Ich beschrieb die Trauer und die Schwere, wie sie an mir ziehen und mich schläfrig machen kann, und wie die Gefühle der Traurigkeit und diese Schwere meine Klarheit verdunkeln können, und suchte Zen-Rat zur Meditation mit diesen schwierigen Empfindungen, die sich fast wie ein Kreis drehen. Ich beschrieb, dass ich eine starke Anhaftung daran habe, dass ich es vielleicht noch größer gemacht habe, indem ich mich im Laufe der Jahre in meinen Meditationen darauf konzentriert habe, unwissentlich meinen Geist darauf konzentriert und es gefüttert habe, aber jetzt sehe, wie es in mir verweilt Augen auf, und ich kann mir nur vorstellen, wie es auch mein Wachleben unbewusst beeinflussen könnte. Also war ich beunruhigt, weil all dies so ist, als ob ich mein lebenslanges Karma als Adoptierter auf mich nehmen würde, wovon der Lehrer zum Glück ein wenig weiß.

„Lernen Sie daraus“, sagte er, „und wenn ich es erlebt habe, wäre ich ihm dankbar. Ich bedankte mich für die Lektion.“ Er beschrieb seine eigenen Lebenserfahrungen in Trauer, erwähnte ein Buch mit dem Titel: Wie man mit seinen Dämonen befreundet ist, und sagte, es ging für ihn weg.

Ich fühlte einen plötzlichen Hoffnungsschimmer in diesem Gespräch.

„Also kann ich versuchen, seine Anwesenheit wahrzunehmen und mit dem Üben fortfahren“, bestätige ich ihm.

„Das muss man spüren“, sagte die Lehrerin gegen Ende meines Zen-Interviews zu mir. „Du musst es besitzen.“ Ich starrte ihn an und verstand jetzt, dass es einen Weg gibt, Zen sogar mit Trauer zu praktizieren. Und dass es einen Weg gibt, es zu besitzen und ihm nicht die Kontrolle über mein Leben zu überlassen.

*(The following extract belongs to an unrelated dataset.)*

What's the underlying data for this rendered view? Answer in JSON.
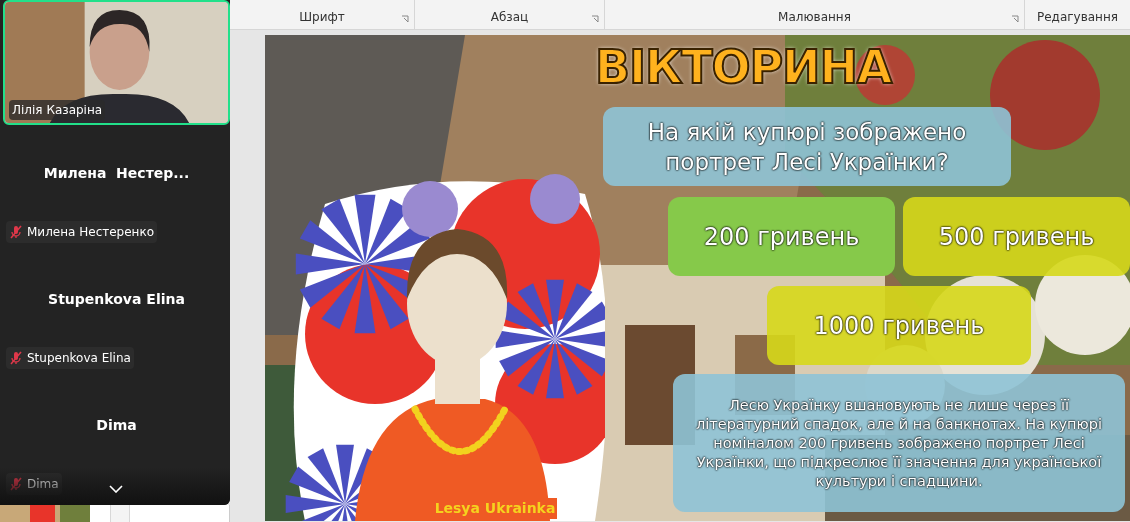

In meiner neuen Wohnung in Indianapolis sehe ich die Trauer in meinem Leben, wie sie heute ist, und die Schwere, die sie erzeugt, mit offenen Augen, und ich schreibe Tagebuch darüber, was sie mich lehrt. Ich stelle mir selbst kritische Fragen nach dem, was ich beobachte, auch wenn es schwer ist. Anstatt mich ganz auf meine Trauer zu konzentrieren, gebe ich Raum, ihr zu danken und ihre Präsenz in meinem Leben und meiner Wachwelt und alles, was sie mich lehrt, zu schätzen. Aus meiner Erfahrung mit Trauer ist sie ein verletzter, berauschender Begleiter für mich, besonders mit dem Tod meines philippinischen amerikanischen Bruders im letzten Jahr. Aber mir wurde auch klar, dass ich meine Trauer nicht aufgebe, indem ich sie wertschätze und sie wieder mit der Liebe in mir verbinde.

Lesen Sie Desirees vorherigen Blog: Weiterziehen in einer neuen Stadt


Trauma in Adoptionsressourcen

Deine Trauer ist dein Geschenk